Leslie Carothers while she was Deputy regional Administrator at EPA Region I
Federal environmental legislation empowers citizens’ organizations, states, municipalities, and other affected parties to sue polluters directly where state or federal environmental agencies fail to enforce against violators. If the regulatory agency declines to act after being put on notice, the citizens or other party may proceed to court. Citizen suits have certainly spurred more aggressive enforcement action by the regulatory agencies in the United States. Violators recognize the risk that citizens may sue them if the government doesn’t, and many violations are resolved through settlements once the citizen plaintiffs step forward.
My favorite example is the citizens’ suit against the Boston metropolitan regional wastewater treatment agency, the Metropolitan District Commission (MDC), for its failure to take action to install secondary wastewater treatment required by the Clean Water Act of 1972. The MDC also provided drinking water, and was a politically powerful state agency. As EPA Region I’s new enforcement director, I issued a permit and compliance schedule to MDC in 1976. When MDC had violated most of its requirements in 1977, I recommended taking MDC to court. The new Regional Administrator, a Carter appointee and a fine man, preferred not to begin his relationship with Massachusetts by filing such a suit, so he undertook further lengthy negotiations with the MDC.
Before retiring from EPA in 1982, I mentioned to several Boston environmental leaders that citizen action would be needed to get the multiple state and federal agencies involved in cleanup of Boston Harbor to act. The Conservation Law Foundation filed suit on June 7, 1983, and EPA filed its own enforcement suit on January 31, 1985. The trial judge ruled in favor of the citizens and EPA on September 5, 1985. The massive project to upgrade the treatment plants finally moved forward, and Boston Harbor sparkles today, a major asset to a vibrant region.
(From right to left): Leslie Carothers, Youhai Sun, Dean of Tianjin University Law School, and Zhuoshi Liu, Director of ELI's China program at Tianjin University Law School
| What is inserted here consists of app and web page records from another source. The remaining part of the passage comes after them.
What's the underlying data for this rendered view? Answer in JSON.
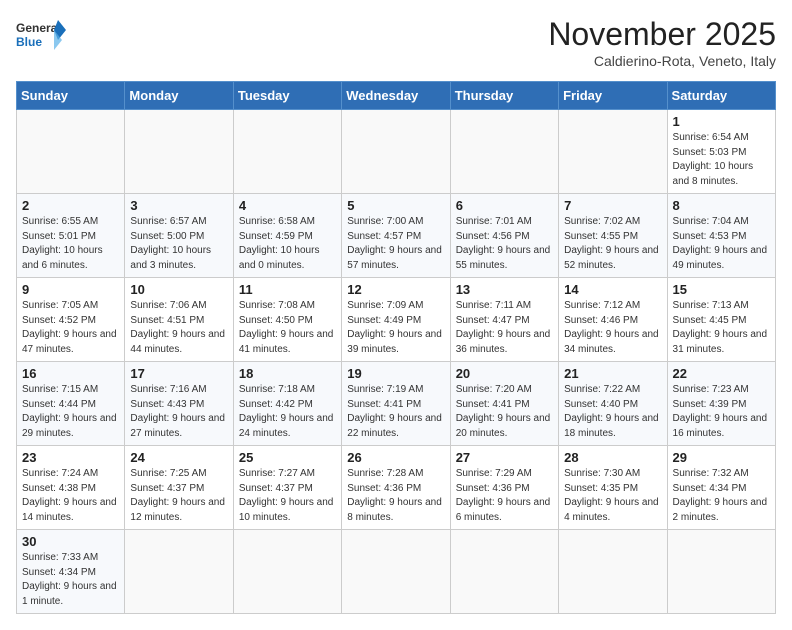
{
  "header": {
    "logo_general": "General",
    "logo_blue": "Blue",
    "month_year": "November 2025",
    "location": "Caldierino-Rota, Veneto, Italy"
  },
  "weekdays": [
    "Sunday",
    "Monday",
    "Tuesday",
    "Wednesday",
    "Thursday",
    "Friday",
    "Saturday"
  ],
  "weeks": [
    [
      {
        "day": "",
        "info": ""
      },
      {
        "day": "",
        "info": ""
      },
      {
        "day": "",
        "info": ""
      },
      {
        "day": "",
        "info": ""
      },
      {
        "day": "",
        "info": ""
      },
      {
        "day": "",
        "info": ""
      },
      {
        "day": "1",
        "info": "Sunrise: 6:54 AM\nSunset: 5:03 PM\nDaylight: 10 hours and 8 minutes."
      }
    ],
    [
      {
        "day": "2",
        "info": "Sunrise: 6:55 AM\nSunset: 5:01 PM\nDaylight: 10 hours and 6 minutes."
      },
      {
        "day": "3",
        "info": "Sunrise: 6:57 AM\nSunset: 5:00 PM\nDaylight: 10 hours and 3 minutes."
      },
      {
        "day": "4",
        "info": "Sunrise: 6:58 AM\nSunset: 4:59 PM\nDaylight: 10 hours and 0 minutes."
      },
      {
        "day": "5",
        "info": "Sunrise: 7:00 AM\nSunset: 4:57 PM\nDaylight: 9 hours and 57 minutes."
      },
      {
        "day": "6",
        "info": "Sunrise: 7:01 AM\nSunset: 4:56 PM\nDaylight: 9 hours and 55 minutes."
      },
      {
        "day": "7",
        "info": "Sunrise: 7:02 AM\nSunset: 4:55 PM\nDaylight: 9 hours and 52 minutes."
      },
      {
        "day": "8",
        "info": "Sunrise: 7:04 AM\nSunset: 4:53 PM\nDaylight: 9 hours and 49 minutes."
      }
    ],
    [
      {
        "day": "9",
        "info": "Sunrise: 7:05 AM\nSunset: 4:52 PM\nDaylight: 9 hours and 47 minutes."
      },
      {
        "day": "10",
        "info": "Sunrise: 7:06 AM\nSunset: 4:51 PM\nDaylight: 9 hours and 44 minutes."
      },
      {
        "day": "11",
        "info": "Sunrise: 7:08 AM\nSunset: 4:50 PM\nDaylight: 9 hours and 41 minutes."
      },
      {
        "day": "12",
        "info": "Sunrise: 7:09 AM\nSunset: 4:49 PM\nDaylight: 9 hours and 39 minutes."
      },
      {
        "day": "13",
        "info": "Sunrise: 7:11 AM\nSunset: 4:47 PM\nDaylight: 9 hours and 36 minutes."
      },
      {
        "day": "14",
        "info": "Sunrise: 7:12 AM\nSunset: 4:46 PM\nDaylight: 9 hours and 34 minutes."
      },
      {
        "day": "15",
        "info": "Sunrise: 7:13 AM\nSunset: 4:45 PM\nDaylight: 9 hours and 31 minutes."
      }
    ],
    [
      {
        "day": "16",
        "info": "Sunrise: 7:15 AM\nSunset: 4:44 PM\nDaylight: 9 hours and 29 minutes."
      },
      {
        "day": "17",
        "info": "Sunrise: 7:16 AM\nSunset: 4:43 PM\nDaylight: 9 hours and 27 minutes."
      },
      {
        "day": "18",
        "info": "Sunrise: 7:18 AM\nSunset: 4:42 PM\nDaylight: 9 hours and 24 minutes."
      },
      {
        "day": "19",
        "info": "Sunrise: 7:19 AM\nSunset: 4:41 PM\nDaylight: 9 hours and 22 minutes."
      },
      {
        "day": "20",
        "info": "Sunrise: 7:20 AM\nSunset: 4:41 PM\nDaylight: 9 hours and 20 minutes."
      },
      {
        "day": "21",
        "info": "Sunrise: 7:22 AM\nSunset: 4:40 PM\nDaylight: 9 hours and 18 minutes."
      },
      {
        "day": "22",
        "info": "Sunrise: 7:23 AM\nSunset: 4:39 PM\nDaylight: 9 hours and 16 minutes."
      }
    ],
    [
      {
        "day": "23",
        "info": "Sunrise: 7:24 AM\nSunset: 4:38 PM\nDaylight: 9 hours and 14 minutes."
      },
      {
        "day": "24",
        "info": "Sunrise: 7:25 AM\nSunset: 4:37 PM\nDaylight: 9 hours and 12 minutes."
      },
      {
        "day": "25",
        "info": "Sunrise: 7:27 AM\nSunset: 4:37 PM\nDaylight: 9 hours and 10 minutes."
      },
      {
        "day": "26",
        "info": "Sunrise: 7:28 AM\nSunset: 4:36 PM\nDaylight: 9 hours and 8 minutes."
      },
      {
        "day": "27",
        "info": "Sunrise: 7:29 AM\nSunset: 4:36 PM\nDaylight: 9 hours and 6 minutes."
      },
      {
        "day": "28",
        "info": "Sunrise: 7:30 AM\nSunset: 4:35 PM\nDaylight: 9 hours and 4 minutes."
      },
      {
        "day": "29",
        "info": "Sunrise: 7:32 AM\nSunset: 4:34 PM\nDaylight: 9 hours and 2 minutes."
      }
    ],
    [
      {
        "day": "30",
        "info": "Sunrise: 7:33 AM\nSunset: 4:34 PM\nDaylight: 9 hours and 1 minute."
      },
      {
        "day": "",
        "info": ""
      },
      {
        "day": "",
        "info": ""
      },
      {
        "day": "",
        "info": ""
      },
      {
        "day": "",
        "info": ""
      },
      {
        "day": "",
        "info": ""
      },
      {
        "day": "",
        "info": ""
      }
    ]
  ]
}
The U.S. experience of enforcement proceedings initiated by citizens and nongovernmental organizations is recognized and respected by environmental lawyers and activists outside the United States. In recent years, policy analysts in China have noted the effectiveness of public interest litigation in accelerating environmental compliance here, and the national legislature enacted new laws to allow such access to the courts there. The Environmental Law Institute has partnered with Chinese law schools, the national environmental agency, and an affiliated environmental organization to provide training to lawyers for nongovernmental organizations, prosecutors, and judges on how to initiate and decide such cases against polluters and prosecute administrative agencies failing to enforce anti-pollution laws. I and other ELI members have volunteered to help ELI staff present the U.S. experience in citizen enforcement at several training sessions. We hope and expect that greater mobilization of China’s lawyers and courts in environmental enforcement will strengthen accountability for compliance by private and public organization as it has here in the United States and will support China in its drive to reduce severe pollution problems in that country.